● Problem to work on
Your answer should be an exact copy of the data.

● Source material
>>>>
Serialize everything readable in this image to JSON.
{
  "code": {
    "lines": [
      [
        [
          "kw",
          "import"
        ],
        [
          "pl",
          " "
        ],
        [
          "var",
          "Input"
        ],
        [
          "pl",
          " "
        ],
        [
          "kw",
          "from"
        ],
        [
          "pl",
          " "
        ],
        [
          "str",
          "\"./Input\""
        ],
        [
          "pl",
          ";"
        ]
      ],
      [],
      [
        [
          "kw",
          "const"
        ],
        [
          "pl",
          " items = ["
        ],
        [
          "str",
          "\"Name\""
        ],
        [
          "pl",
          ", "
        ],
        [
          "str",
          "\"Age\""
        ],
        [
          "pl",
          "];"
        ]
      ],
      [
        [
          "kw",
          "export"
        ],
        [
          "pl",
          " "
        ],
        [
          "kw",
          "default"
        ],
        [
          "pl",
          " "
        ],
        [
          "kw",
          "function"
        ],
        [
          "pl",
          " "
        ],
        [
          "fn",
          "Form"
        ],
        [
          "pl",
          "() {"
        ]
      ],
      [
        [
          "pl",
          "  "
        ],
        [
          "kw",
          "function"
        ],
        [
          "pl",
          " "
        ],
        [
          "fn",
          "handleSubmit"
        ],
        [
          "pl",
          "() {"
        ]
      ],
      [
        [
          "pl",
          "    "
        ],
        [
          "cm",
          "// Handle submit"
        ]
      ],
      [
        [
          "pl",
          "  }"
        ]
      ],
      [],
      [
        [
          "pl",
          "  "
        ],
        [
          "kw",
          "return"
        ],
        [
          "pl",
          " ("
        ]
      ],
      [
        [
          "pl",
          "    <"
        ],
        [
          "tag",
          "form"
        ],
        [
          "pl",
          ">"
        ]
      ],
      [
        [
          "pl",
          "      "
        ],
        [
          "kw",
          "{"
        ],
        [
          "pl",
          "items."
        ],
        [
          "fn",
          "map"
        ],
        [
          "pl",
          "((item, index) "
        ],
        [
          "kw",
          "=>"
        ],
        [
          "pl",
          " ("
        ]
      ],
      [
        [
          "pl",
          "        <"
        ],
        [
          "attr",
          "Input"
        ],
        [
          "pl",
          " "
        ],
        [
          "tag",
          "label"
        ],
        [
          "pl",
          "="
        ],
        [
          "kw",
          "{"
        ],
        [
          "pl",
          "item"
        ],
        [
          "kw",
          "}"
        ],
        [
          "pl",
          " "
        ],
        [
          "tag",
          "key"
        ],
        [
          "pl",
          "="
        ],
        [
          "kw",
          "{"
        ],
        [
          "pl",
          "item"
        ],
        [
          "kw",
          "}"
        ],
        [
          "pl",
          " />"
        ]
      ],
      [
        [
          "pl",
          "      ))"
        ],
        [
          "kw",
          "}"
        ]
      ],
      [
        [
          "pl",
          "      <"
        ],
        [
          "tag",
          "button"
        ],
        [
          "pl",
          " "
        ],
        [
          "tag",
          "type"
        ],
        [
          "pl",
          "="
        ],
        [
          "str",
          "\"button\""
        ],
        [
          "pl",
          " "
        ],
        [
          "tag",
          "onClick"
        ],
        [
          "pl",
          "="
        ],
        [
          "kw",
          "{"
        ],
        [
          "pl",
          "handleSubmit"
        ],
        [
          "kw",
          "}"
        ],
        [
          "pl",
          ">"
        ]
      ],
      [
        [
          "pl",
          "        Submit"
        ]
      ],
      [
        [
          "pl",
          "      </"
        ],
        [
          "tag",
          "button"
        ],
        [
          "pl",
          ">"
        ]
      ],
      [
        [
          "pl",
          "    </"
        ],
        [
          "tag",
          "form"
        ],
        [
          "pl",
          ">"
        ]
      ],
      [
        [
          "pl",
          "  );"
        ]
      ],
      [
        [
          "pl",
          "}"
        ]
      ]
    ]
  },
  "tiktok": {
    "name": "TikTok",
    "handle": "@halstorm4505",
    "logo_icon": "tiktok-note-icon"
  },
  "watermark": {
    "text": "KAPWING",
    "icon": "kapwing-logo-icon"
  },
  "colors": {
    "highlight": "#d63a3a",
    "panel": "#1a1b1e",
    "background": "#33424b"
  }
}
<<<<
● Answer section
Serialize everything readable in this image to JSON.
{
  "code": {
    "lines": [
      [
        [
          "kw",
          "import"
        ],
        [
          "pl",
          " "
        ],
        [
          "var",
          "Input"
        ],
        [
          "pl",
          " "
        ],
        [
          "kw",
          "from"
        ],
        [
          "pl",
          " "
        ],
        [
          "str",
          "\"./Input\""
        ],
        [
          "pl",
          ";"
        ]
      ],
      [],
      [
        [
          "kw",
          "const"
        ],
        [
          "pl",
          " items = ["
        ],
        [
          "str",
          "\"Name\""
        ],
        [
          "pl",
          ", "
        ],
        [
          "str",
          "\"Age\""
        ],
        [
          "pl",
          "];"
        ]
      ],
      [
        [
          "kw",
          "export"
        ],
        [
          "pl",
          " "
        ],
        [
          "kw",
          "default"
        ],
        [
          "pl",
          " "
        ],
        [
          "kw",
          "function"
        ],
        [
          "pl",
          " "
        ],
        [
          "fn",
          "Form"
        ],
        [
          "pl",
          "() {"
        ]
      ],
      [
        [
          "pl",
          "  "
        ],
        [
          "kw",
          "function"
        ],
        [
          "pl",
          " "
        ],
        [
          "fn",
          "handleSubmit"
        ],
        [
          "pl",
          "() {"
        ]
      ],
      [
        [
          "pl",
          "    "
        ],
        [
          "cm",
          "// Handle submit"
        ]
      ],
      [
        [
          "pl",
          "  }"
        ]
      ],
      [],
      [
        [
          "pl",
          "  "
        ],
        [
          "kw",
          "return"
        ],
        [
          "pl",
          " ("
        ]
      ],
      [
        [
          "pl",
          "    <"
        ],
        [
          "tag",
          "form"
        ],
        [
          "pl",
          ">"
        ]
      ],
      [
        [
          "pl",
          "      "
        ],
        [
          "kw",
          "{"
        ],
        [
          "pl",
          "items."
        ],
        [
          "fn",
          "map"
        ],
        [
          "pl",
          "((item, index) "
        ],
        [
          "kw",
          "=>"
        ],
        [
          "pl",
          " ("
        ]
      ],
      [
        [
          "pl",
          "        <"
        ],
        [
          "attr",
          "Input"
        ],
        [
          "pl",
          " "
        ],
        [
          "tag",
          "label"
        ],
        [
          "pl",
          "="
        ],
        [
          "kw",
          "{"
        ],
        [
          "pl",
          "item"
        ],
        [
          "kw",
          "}"
        ],
        [
          "pl",
          " "
        ],
        [
          "tag",
          "key"
        ],
        [
          "pl",
          "="
        ],
        [
          "kw",
          "{"
        ],
        [
          "pl",
          "item"
        ],
        [
          "kw",
          "}"
        ],
        [
          "pl",
          " />"
        ]
      ],
      [
        [
          "pl",
          "      ))"
        ],
        [
          "kw",
          "}"
        ]
      ],
      [
        [
          "pl",
          "      <"
        ],
        [
          "tag",
          "button"
        ],
        [
          "pl",
          " "
        ],
        [
          "tag",
          "type"
        ],
        [
          "pl",
          "="
        ],
        [
          "str",
          "\"button\""
        ],
        [
          "pl",
          " "
        ],
        [
          "tag",
          "onClick"
        ],
        [
          "pl",
          "="
        ],
        [
          "kw",
          "{"
        ],
        [
          "pl",
          "handleSubmit"
        ],
        [
          "kw",
          "}"
        ],
        [
          "pl",
          ">"
        ]
      ],
      [
        [
          "pl",
          "        Submit"
        ]
      ],
      [
        [
          "pl",
          "      </"
        ],
        [
          "tag",
          "button"
        ],
        [
          "pl",
          ">"
        ]
      ],
      [
        [
          "pl",
          "    </"
        ],
        [
          "tag",
          "form"
        ],
        [
          "pl",
          ">"
        ]
      ],
      [
        [
          "pl",
          "  );"
        ]
      ],
      [
        [
          "pl",
          "}"
        ]
      ]
    ]
  },
  "tiktok": {
    "name": "TikTok",
    "handle": "@halstorm4505",
    "logo_icon": "tiktok-note-icon"
  },
  "watermark": {
    "text": "KAPWING",
    "icon": "kapwing-logo-icon"
  },
  "colors": {
    "highlight": "#d63a3a",
    "panel": "#1a1b1e",
    "background": "#33424b"
  }
}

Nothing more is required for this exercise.